Diet season is upon us. With spring right around the corner and bikini season not far behind it’s time to renew those New Year’s resolutions and get your booty in shape for summer! For many of us, it’s also time to think about a credit diet too. How about you? Are you starting to feel your budget getting tight with rising credit card bills? If so, it’s time to tighten your belt and shed some of those nagging bills. I recently asked questions to Can Arkali, principal scientist for analytics and scores development at FICO® and here are a few good reasons to trim your credit card balances, especially if you have any major financial goals – like buying a home or paying for college - this year.
How low do credit card balances need to be to increase my FICO® Score? Your credit utilization ratio - the percentage of your available credit you're using - is an important factor in your FICO® Score. While there are no hard and fast rules for ideal credit utilization ratios, our analysis has shown that consumers with FICO® Scores of 800 or above use on average 7% of their available credit.
Is it better to keep a small balance on your credit card or can it be paid to zero? A common credit scoring myth is that leaving some balance on your credit card each month (e.g. not paying the balance off in full) is beneficial to your score. In reality, the credit card balances reflected in your credit report are typically the most recent monthly statement balance, and therefore do not reflect how much of that statement balance you paid off. So, there is no truth to the myth that failing to pay off your card balances in full every month can be beneficial to your score.
How often do I need to use my credit card to increase my FICO® Score?

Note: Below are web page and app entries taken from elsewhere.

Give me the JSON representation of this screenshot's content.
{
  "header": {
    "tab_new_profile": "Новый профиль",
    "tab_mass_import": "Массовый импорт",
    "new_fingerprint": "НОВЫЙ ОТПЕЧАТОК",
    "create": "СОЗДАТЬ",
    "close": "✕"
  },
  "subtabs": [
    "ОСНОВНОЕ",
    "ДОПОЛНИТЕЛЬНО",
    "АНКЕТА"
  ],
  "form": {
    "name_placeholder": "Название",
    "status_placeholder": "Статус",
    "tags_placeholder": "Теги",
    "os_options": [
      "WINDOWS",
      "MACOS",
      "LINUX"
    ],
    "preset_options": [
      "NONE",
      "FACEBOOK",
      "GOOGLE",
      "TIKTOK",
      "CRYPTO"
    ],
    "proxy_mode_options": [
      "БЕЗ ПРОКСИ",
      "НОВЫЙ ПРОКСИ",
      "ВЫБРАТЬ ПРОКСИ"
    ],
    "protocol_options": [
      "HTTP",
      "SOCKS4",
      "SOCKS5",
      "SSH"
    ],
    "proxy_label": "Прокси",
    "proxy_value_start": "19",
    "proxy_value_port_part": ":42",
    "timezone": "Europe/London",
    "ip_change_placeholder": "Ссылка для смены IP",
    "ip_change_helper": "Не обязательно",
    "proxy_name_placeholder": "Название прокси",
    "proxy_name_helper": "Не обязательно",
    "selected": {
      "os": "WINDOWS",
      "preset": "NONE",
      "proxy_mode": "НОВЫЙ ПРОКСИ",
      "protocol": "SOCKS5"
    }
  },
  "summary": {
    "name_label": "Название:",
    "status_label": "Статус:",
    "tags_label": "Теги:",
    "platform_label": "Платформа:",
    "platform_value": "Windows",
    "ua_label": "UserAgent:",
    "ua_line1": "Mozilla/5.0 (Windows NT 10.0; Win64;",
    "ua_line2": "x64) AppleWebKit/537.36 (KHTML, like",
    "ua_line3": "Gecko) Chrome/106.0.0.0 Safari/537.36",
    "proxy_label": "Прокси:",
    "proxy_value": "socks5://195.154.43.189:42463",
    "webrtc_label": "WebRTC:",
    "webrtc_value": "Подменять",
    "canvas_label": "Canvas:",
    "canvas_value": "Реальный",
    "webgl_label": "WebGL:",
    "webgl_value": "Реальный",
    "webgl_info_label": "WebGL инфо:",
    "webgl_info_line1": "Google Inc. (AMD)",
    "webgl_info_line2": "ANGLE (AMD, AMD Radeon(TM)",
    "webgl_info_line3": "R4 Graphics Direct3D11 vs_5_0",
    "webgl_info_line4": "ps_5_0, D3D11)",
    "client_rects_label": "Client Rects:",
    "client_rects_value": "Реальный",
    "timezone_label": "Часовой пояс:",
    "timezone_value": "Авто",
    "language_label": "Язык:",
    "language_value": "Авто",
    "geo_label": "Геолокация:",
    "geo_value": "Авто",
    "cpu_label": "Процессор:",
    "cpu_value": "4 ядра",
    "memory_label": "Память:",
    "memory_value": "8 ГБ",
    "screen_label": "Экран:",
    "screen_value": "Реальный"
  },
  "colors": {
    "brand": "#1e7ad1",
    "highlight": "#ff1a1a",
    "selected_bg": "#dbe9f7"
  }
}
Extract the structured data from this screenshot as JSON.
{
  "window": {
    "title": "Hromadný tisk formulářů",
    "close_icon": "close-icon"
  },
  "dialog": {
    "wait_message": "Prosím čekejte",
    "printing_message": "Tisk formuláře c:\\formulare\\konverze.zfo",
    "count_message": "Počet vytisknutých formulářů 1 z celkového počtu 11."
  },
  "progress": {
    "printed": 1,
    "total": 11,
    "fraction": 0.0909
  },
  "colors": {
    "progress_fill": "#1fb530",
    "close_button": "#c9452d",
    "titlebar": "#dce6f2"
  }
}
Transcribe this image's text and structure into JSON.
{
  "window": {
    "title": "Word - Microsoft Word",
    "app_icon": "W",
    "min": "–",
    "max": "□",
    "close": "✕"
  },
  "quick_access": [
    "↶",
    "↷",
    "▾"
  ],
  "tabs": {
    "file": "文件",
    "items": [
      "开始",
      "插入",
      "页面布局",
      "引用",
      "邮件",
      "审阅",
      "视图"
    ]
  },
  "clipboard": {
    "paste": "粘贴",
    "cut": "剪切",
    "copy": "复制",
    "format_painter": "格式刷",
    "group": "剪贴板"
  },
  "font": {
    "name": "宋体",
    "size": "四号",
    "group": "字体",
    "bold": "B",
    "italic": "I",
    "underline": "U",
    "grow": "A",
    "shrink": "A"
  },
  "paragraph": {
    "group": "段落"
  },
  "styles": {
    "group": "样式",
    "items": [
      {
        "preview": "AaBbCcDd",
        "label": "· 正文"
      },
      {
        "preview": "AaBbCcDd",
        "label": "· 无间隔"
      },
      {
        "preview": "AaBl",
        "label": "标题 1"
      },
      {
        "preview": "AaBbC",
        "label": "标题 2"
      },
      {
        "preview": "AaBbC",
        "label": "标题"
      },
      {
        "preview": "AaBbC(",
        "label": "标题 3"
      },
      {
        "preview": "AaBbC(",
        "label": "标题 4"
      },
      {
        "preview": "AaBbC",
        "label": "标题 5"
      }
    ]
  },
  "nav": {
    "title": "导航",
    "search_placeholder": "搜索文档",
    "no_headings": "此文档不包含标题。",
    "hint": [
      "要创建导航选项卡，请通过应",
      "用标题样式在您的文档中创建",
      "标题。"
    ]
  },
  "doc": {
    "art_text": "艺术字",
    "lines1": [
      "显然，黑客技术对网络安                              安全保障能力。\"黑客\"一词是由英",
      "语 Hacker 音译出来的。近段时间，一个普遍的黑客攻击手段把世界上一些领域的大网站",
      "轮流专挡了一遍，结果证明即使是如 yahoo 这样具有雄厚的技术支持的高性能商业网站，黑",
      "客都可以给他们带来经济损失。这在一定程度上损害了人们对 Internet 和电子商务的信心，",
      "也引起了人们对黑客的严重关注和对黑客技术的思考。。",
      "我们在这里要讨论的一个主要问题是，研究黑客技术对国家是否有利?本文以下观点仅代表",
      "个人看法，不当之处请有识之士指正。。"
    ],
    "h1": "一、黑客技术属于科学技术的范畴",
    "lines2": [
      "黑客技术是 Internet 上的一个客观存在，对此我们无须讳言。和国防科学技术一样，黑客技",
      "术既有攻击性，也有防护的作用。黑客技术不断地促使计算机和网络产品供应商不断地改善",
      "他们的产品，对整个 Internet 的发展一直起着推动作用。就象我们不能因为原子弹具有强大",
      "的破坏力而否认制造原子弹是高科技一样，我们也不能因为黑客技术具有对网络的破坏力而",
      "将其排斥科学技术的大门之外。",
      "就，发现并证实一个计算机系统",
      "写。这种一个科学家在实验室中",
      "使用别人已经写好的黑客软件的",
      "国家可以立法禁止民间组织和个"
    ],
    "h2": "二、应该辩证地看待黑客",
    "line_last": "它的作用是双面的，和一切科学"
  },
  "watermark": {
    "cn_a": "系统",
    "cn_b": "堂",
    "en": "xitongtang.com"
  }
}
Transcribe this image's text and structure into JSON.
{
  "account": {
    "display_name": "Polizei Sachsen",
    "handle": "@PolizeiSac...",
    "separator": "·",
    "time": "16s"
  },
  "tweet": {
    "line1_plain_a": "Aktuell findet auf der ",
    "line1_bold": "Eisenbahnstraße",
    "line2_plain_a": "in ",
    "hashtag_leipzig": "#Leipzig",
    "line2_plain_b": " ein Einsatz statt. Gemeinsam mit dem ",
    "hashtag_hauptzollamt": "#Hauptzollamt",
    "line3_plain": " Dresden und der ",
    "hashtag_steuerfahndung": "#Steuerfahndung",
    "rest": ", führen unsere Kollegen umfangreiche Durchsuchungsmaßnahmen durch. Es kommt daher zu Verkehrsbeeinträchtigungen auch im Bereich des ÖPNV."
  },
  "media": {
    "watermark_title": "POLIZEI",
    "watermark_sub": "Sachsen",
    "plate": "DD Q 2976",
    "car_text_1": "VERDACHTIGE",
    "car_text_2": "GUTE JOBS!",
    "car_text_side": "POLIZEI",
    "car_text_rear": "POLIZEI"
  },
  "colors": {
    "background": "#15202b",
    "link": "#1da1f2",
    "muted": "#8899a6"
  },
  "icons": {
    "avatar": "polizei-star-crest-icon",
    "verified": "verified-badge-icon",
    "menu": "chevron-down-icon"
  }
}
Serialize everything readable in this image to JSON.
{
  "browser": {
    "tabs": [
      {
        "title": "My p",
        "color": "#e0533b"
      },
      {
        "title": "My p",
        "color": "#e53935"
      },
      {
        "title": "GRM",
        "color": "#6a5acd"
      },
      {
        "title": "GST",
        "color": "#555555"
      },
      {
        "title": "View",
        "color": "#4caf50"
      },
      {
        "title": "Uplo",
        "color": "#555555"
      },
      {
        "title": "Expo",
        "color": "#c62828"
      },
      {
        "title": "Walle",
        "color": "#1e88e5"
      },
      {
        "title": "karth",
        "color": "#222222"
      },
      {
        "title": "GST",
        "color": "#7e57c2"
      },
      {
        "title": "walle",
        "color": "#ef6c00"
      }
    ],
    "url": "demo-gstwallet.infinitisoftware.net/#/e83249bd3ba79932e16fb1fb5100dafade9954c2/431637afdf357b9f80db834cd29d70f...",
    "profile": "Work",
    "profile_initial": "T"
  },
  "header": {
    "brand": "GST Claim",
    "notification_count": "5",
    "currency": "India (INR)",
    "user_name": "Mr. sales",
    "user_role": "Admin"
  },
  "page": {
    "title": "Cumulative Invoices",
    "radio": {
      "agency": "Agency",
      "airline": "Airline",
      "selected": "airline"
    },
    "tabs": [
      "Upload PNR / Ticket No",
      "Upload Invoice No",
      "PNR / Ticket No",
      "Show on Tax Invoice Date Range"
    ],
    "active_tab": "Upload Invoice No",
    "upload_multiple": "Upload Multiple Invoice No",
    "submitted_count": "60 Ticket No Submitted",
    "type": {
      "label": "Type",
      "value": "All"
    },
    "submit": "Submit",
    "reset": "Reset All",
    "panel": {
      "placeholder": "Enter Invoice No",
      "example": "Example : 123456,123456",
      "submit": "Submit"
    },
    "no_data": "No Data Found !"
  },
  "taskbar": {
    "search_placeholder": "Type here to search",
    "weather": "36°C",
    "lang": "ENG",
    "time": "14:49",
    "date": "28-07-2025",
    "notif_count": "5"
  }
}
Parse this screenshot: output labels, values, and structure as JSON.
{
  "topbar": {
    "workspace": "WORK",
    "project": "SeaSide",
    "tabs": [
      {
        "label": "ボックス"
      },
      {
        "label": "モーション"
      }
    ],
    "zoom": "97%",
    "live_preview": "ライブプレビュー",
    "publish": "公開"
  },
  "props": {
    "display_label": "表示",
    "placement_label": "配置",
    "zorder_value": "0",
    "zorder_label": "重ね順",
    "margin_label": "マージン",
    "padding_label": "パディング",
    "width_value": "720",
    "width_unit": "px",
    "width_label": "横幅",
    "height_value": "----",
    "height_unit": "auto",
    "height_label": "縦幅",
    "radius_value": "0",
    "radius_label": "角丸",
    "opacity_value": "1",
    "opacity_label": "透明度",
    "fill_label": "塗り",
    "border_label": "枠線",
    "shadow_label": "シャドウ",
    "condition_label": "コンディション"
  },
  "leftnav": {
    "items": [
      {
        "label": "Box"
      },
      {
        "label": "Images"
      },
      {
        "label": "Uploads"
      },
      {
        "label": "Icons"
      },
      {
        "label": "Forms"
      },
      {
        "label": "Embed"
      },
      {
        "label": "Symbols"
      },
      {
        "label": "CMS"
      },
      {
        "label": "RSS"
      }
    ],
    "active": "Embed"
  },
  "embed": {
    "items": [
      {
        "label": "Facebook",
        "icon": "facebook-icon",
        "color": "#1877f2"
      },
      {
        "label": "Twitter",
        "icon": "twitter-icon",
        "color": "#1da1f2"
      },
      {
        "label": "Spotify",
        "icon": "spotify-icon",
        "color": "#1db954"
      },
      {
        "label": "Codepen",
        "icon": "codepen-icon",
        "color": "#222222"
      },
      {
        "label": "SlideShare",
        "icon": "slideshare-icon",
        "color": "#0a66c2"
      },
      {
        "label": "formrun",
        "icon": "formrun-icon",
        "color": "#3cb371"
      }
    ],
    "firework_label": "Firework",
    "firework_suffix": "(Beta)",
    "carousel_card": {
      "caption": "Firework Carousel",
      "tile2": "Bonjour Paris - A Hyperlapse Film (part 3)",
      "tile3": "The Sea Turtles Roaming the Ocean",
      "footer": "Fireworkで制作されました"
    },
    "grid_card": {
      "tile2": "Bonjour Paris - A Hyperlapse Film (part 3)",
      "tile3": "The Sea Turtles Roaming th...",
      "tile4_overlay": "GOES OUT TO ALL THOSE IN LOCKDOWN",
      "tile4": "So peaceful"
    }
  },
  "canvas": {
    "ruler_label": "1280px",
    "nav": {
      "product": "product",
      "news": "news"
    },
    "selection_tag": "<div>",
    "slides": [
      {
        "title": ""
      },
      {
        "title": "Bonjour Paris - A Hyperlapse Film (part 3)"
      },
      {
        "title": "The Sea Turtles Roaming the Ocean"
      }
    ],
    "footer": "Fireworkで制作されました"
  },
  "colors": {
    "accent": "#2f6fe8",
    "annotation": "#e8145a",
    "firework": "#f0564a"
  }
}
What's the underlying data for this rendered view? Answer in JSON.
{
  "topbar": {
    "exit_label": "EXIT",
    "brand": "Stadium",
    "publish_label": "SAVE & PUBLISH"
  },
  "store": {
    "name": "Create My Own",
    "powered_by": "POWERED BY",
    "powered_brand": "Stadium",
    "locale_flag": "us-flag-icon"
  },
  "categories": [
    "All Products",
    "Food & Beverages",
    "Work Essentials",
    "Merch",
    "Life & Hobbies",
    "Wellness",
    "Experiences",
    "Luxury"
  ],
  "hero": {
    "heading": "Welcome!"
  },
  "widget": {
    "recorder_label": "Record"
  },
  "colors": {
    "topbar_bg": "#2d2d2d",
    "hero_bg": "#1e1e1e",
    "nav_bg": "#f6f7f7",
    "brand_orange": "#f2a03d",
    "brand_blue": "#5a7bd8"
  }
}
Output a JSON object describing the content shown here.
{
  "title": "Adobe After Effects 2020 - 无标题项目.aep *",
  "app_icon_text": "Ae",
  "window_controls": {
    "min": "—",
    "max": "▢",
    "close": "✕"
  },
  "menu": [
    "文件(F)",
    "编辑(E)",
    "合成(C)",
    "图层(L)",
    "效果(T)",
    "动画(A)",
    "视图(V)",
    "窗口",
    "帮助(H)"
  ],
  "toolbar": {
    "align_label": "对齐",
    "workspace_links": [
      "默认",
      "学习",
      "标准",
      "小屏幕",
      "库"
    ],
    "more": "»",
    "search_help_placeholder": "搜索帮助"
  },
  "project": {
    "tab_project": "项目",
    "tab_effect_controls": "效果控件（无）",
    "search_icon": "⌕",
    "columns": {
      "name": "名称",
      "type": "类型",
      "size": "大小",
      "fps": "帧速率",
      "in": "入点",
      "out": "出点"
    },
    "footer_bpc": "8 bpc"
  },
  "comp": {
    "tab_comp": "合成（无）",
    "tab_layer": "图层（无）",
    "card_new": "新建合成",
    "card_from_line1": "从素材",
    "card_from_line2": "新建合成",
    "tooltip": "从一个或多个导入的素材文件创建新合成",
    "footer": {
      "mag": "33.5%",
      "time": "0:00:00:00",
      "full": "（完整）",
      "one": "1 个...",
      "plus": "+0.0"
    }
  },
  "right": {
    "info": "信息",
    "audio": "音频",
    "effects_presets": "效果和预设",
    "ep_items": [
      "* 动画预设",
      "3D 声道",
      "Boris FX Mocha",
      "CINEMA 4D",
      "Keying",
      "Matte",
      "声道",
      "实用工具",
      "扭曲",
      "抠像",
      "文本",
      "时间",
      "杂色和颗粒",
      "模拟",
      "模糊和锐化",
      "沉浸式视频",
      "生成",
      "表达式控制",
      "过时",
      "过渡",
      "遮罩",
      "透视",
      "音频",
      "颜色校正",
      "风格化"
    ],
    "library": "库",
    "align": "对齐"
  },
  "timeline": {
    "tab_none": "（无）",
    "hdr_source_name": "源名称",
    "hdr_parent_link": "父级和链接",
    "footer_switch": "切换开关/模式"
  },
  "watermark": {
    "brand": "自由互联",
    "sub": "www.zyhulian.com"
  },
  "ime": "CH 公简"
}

Our analysis of millions of credit files finds that consumers with a modest degree of activity on credit cards represent slightly lower risk than those consumers with no recent card activity at all. So, demonstrating some activity on your credit cards, while keeping your balances on those cards relatively low, can help you reach and maintain a great FICO® Score.
Should I spread out balances on all of my credit cards or does it not matter for your FICO® Score? (for example, if I have $10,000 worth of credit card debt, is it better to spread it out to put $2,000 on 5 cards or $5,000 on 2 cards or $10,000 on 1 card?) Reducing your credit card debt is key here as opposed to restructuring it. Spreading out your credit card debt across multiple cards would not reduce the amount you owe. The first step would be to pay down or pay off this credit card debt. More generally speaking, making payments on all credit obligations on time, lowering overall debt as much as possible and applying for new credit only as needed are essential for a good FICO® Score.
Does your FICO® Score use your credit card limit as the factor or the highest the balance ever went to? In determining the credit utilization ratio, the FICO® Score uses your credit card limit as reported by the lender and as captured on your credit bureau file.
Does your home equity credit line "revolving" balance get calculated into your FICO® Score? Is there a size of the loan that matters at all? While your home equity credit line is not included in the credit utilization ratio calculation, the payment history on HELOCs is definitely considered by the FICO® Score.
Does a card that goes over the limit get more points taken away? The FICO® Score may differentiate between someone who is at their credit limit (e.g. 100% utilized) on their credit cards, and someone who has exceeded their credit limit (e.g. > 100% utilized). Our research has found that consumers with credit utilization ratios in excess of 100% represent greater risk of default than consumers at or below 100% utilization.
So, was that inspiring or what?! Now’s the time to trim your credit card balances and see your FICO® Score go up…just in time for summer vacation season. I know it can be hard to get started so please let me know if you need help. Remember to create a plan, a budget and stick to it. You can do this!